According to the Robert Wood Johnson Foundation, systems are the practices, policies and procedures of institutions, corporations, agencies and other organizations that influence the determinants of health. Improving systems—and the way they work together—is our approach to eliminating health disparities. To change a “system” or create “systems change,” you must work on fixing the restrictions that make action possible. In this case, by improving policy around equity and the built environment, by educating stakeholders about the importance of integrating health and well-being into community development, and by empowering residents’ voice to lead community improvements, the system can be shifted to make it easier to create thriving neighborhoods.

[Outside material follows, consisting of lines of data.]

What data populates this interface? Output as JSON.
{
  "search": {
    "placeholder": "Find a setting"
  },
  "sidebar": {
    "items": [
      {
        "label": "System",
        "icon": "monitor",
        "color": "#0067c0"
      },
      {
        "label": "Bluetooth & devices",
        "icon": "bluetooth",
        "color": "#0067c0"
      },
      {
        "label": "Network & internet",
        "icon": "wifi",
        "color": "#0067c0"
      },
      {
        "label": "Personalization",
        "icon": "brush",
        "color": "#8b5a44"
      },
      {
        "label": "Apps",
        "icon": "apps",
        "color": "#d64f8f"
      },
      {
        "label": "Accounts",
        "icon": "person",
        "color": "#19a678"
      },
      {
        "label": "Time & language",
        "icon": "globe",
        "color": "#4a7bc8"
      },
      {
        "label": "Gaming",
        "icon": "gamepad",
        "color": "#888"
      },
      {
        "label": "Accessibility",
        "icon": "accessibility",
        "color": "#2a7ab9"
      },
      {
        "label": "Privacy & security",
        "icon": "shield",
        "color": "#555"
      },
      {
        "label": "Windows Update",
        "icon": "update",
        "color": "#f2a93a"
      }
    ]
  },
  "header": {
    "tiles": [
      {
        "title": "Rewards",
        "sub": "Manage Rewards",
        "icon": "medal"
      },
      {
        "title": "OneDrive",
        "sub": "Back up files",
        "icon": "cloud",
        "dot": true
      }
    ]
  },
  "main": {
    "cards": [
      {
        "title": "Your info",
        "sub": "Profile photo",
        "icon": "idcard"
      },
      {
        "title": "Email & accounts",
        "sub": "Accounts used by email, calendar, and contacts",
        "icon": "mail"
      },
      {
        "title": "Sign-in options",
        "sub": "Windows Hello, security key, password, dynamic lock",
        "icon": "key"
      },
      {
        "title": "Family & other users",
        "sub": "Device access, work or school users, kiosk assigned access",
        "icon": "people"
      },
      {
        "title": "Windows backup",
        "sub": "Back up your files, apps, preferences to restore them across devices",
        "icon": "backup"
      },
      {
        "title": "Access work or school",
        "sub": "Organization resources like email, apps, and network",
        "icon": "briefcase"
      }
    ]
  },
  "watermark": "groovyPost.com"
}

he Invest Health initiative pushes city teams to think not only about their communities’ immediate needs, but also to think about how to make future efforts more accessible and streamlined with their efforts. As is true in any community, the systems’ developers, non-profits, healthcare organizations, and others operate to influence the pace and effectiveness of the work they get done. By looking at the way policy, practice, and social environment dictate processes, communities can both broaden the impact and streamline the implementation of key health and equity-focused community development efforts.